*** Opening Data section ***
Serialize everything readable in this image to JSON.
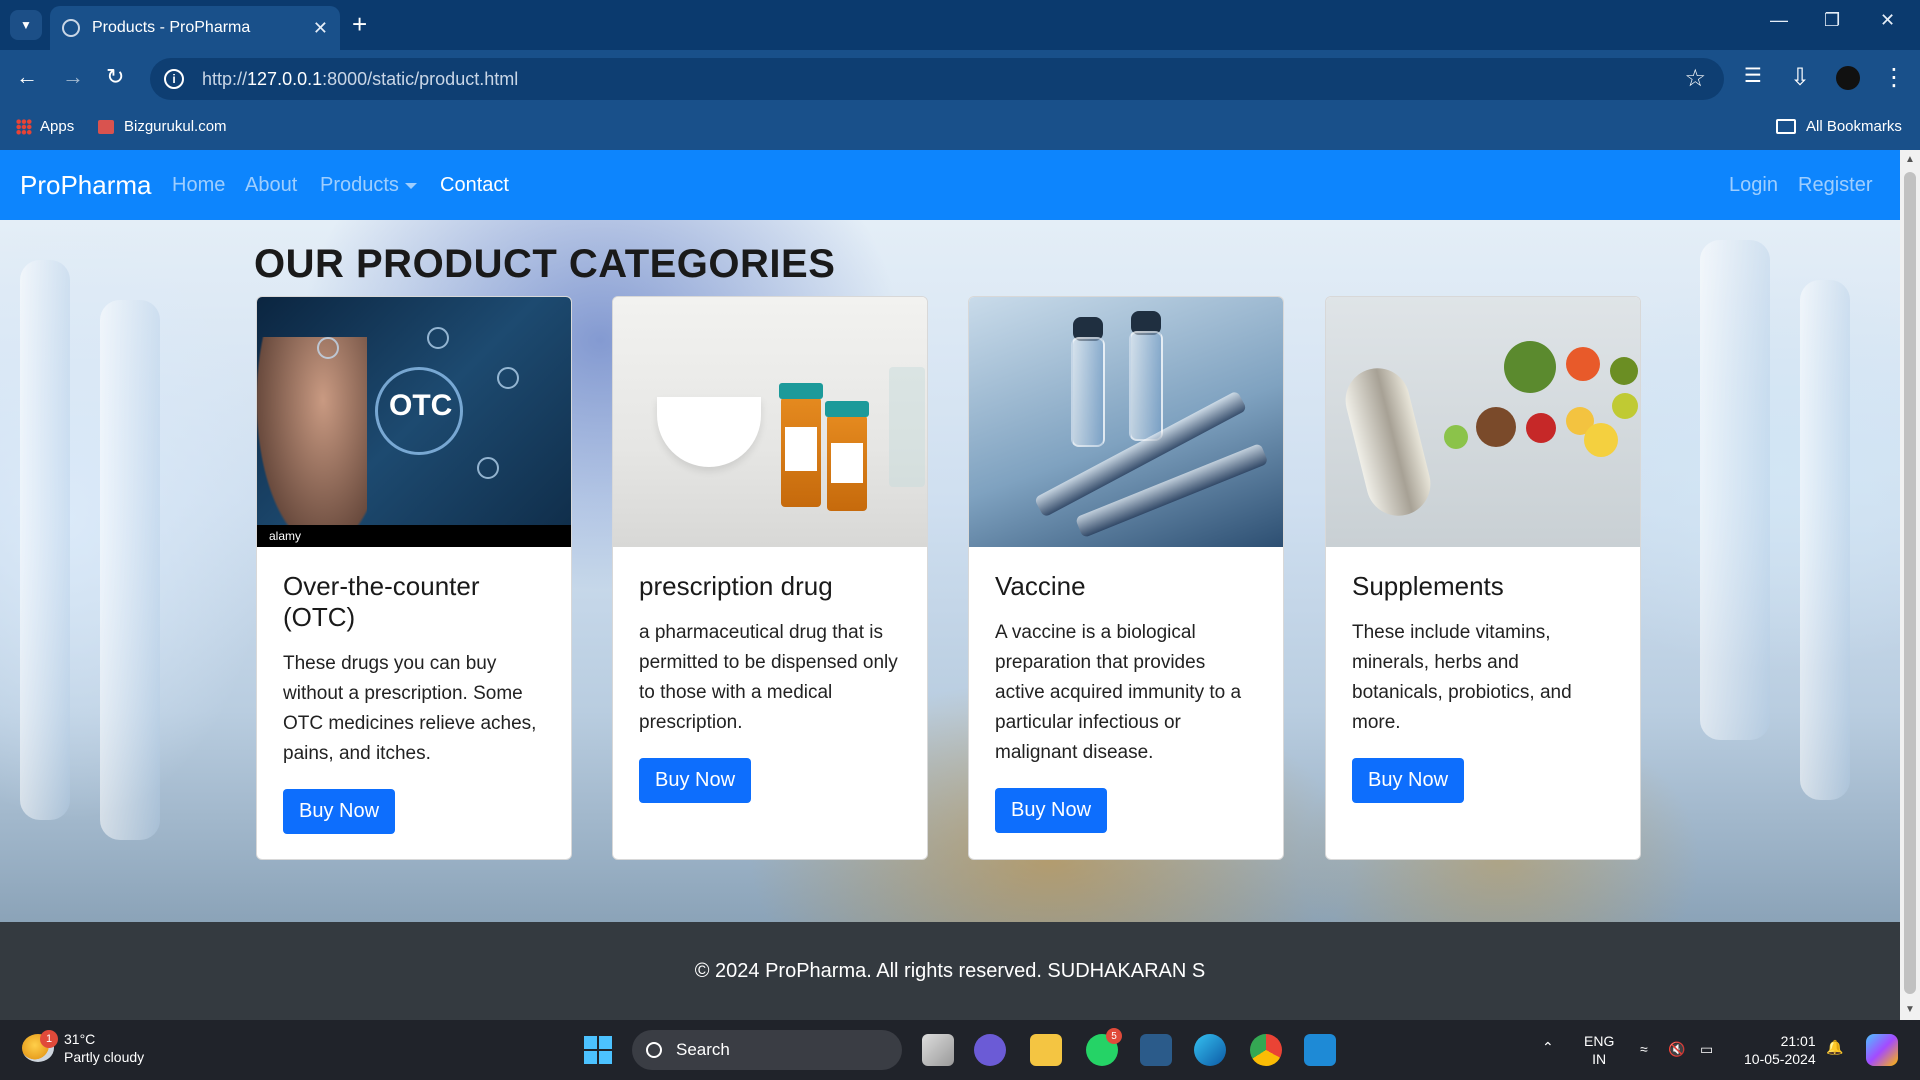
{
  "browser": {
    "tab_title": "Products - ProPharma",
    "url_prefix": "http://",
    "url_host": "127.0.0.1",
    "url_rest": ":8000/static/product.html",
    "bookmarks": [
      {
        "label": "Apps",
        "icon": "apps-grid-icon"
      },
      {
        "label": "Bizgurukul.com",
        "icon": "site-favicon"
      }
    ],
    "all_bookmarks": "All Bookmarks"
  },
  "navbar": {
    "brand": "ProPharma",
    "links": [
      "Home",
      "About",
      "Products",
      "Contact"
    ],
    "active": "Contact",
    "right_links": [
      "Login",
      "Register"
    ]
  },
  "page": {
    "heading": "OUR PRODUCT CATEGORIES",
    "cards": [
      {
        "title": "Over-the-counter (OTC)",
        "text": "These drugs you can buy without a prescription. Some OTC medicines relieve aches, pains, and itches.",
        "button": "Buy Now",
        "image_caption": "OTC",
        "watermark": "alamy"
      },
      {
        "title": "prescription drug",
        "text": "a pharmaceutical drug that is permitted to be dispensed only to those with a medical prescription.",
        "button": "Buy Now"
      },
      {
        "title": "Vaccine",
        "text": "A vaccine is a biological preparation that provides active acquired immunity to a particular infectious or malignant disease.",
        "button": "Buy Now"
      },
      {
        "title": "Supplements",
        "text": "These include vitamins, minerals, herbs and botanicals, probiotics, and more.",
        "button": "Buy Now"
      }
    ],
    "footer": "© 2024 ProPharma. All rights reserved. SUDHAKARAN S"
  },
  "taskbar": {
    "weather_temp": "31°C",
    "weather_desc": "Partly cloudy",
    "weather_badge": "1",
    "search_label": "Search",
    "whatsapp_badge": "5",
    "lang_top": "ENG",
    "lang_bottom": "IN",
    "time": "21:01",
    "date": "10-05-2024"
  },
  "colors": {
    "navbar": "#0d85fd",
    "button": "#0d6efd",
    "footer": "#343a40",
    "chrome": "#0b3a6e"
  }
}
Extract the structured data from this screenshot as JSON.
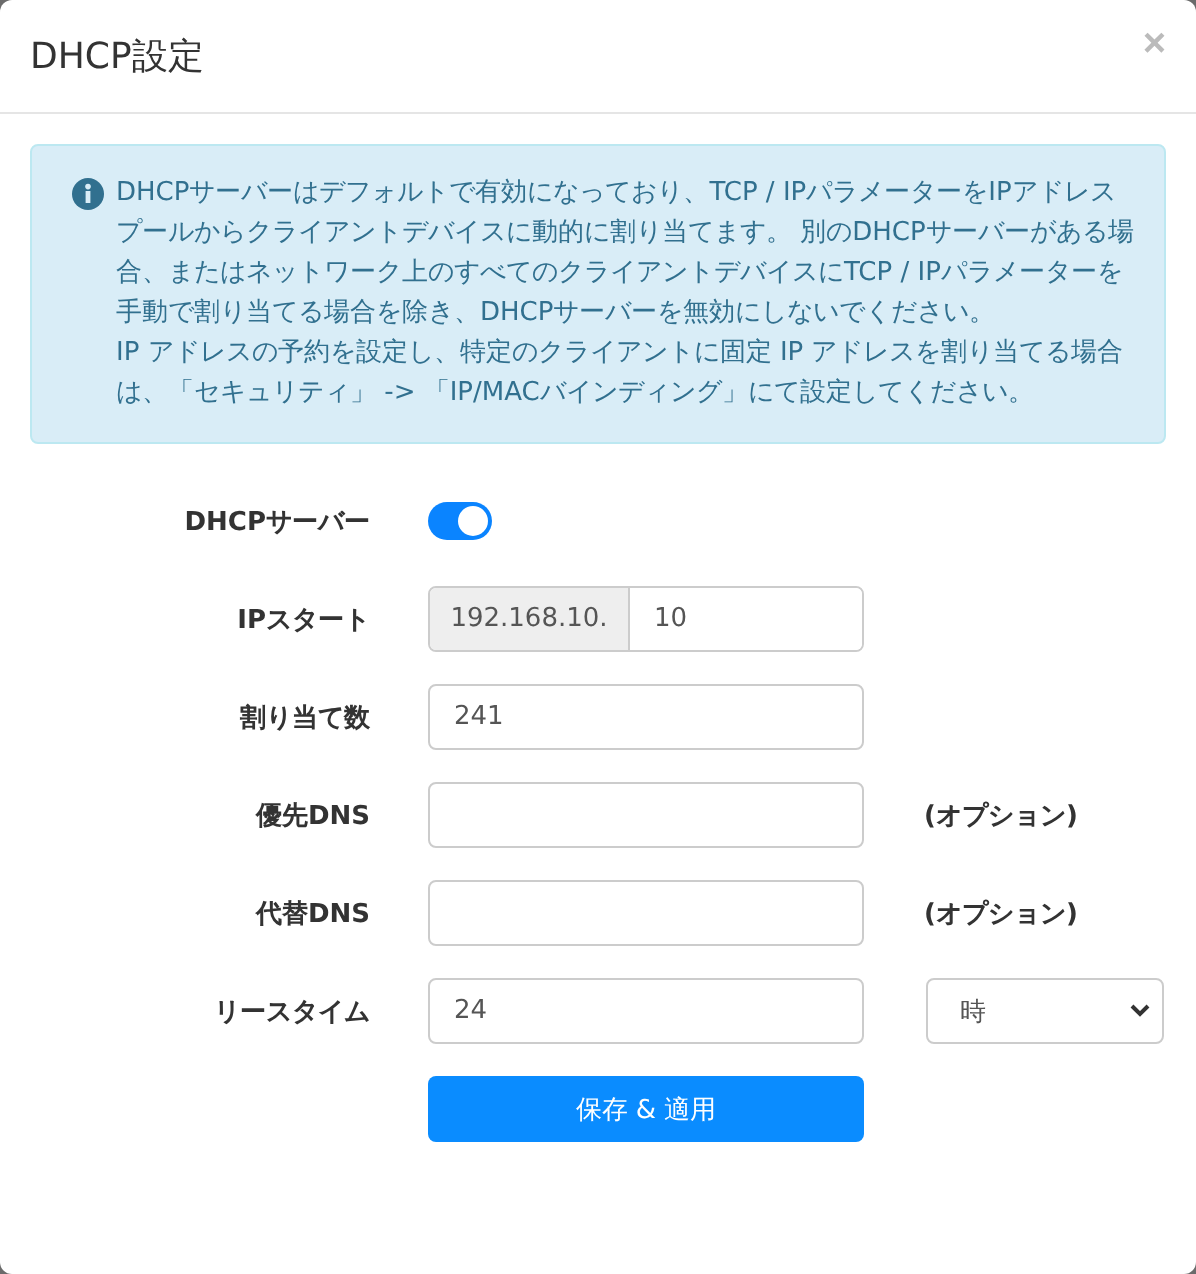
{
  "dialog": {
    "title": "DHCP設定",
    "close": "×"
  },
  "info": {
    "paragraphs": [
      "DHCPサーバーはデフォルトで有効になっており、TCP / IPパラメーターをIPアドレスプールからクライアントデバイスに動的に割り当てます。 別のDHCPサーバーがある場合、またはネットワーク上のすべてのクライアントデバイスにTCP / IPパラメーターを手動で割り当てる場合を除き、DHCPサーバーを無効にしないでください。",
      "IP アドレスの予約を設定し、特定のクライアントに固定 IP アドレスを割り当てる場合は、「セキュリティ」 -> 「IP/MACバインディング」にて設定してください。"
    ]
  },
  "fields": [
    {
      "kind": "toggle",
      "label": "DHCPサーバー",
      "on": true
    },
    {
      "kind": "prefixed",
      "label": "IPスタート",
      "prefix": "192.168.10.",
      "value": "10"
    },
    {
      "kind": "input",
      "label": "割り当て数",
      "value": "241"
    },
    {
      "kind": "input",
      "label": "優先DNS",
      "note": "(オプション)"
    },
    {
      "kind": "input",
      "label": "代替DNS",
      "note": "(オプション)"
    },
    {
      "kind": "select",
      "label": "リースタイム",
      "value": "24",
      "unit": "時"
    }
  ],
  "save_button": "保存 & 適用"
}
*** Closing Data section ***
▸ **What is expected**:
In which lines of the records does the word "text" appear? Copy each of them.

▸ **Reply to the task**:
        "text": "These drugs you can buy without a prescription. Some OTC medicines relieve aches, pains, and itches.",
        "text": "a pharmaceutical drug that is permitted to be dispensed only to those with a medical prescription.",
        "text": "A vaccine is a biological preparation that provides active acquired immunity to a particular infectious or malignant disease.",
        "text": "These include vitamins, minerals, herbs and botanicals, probiotics, and more.",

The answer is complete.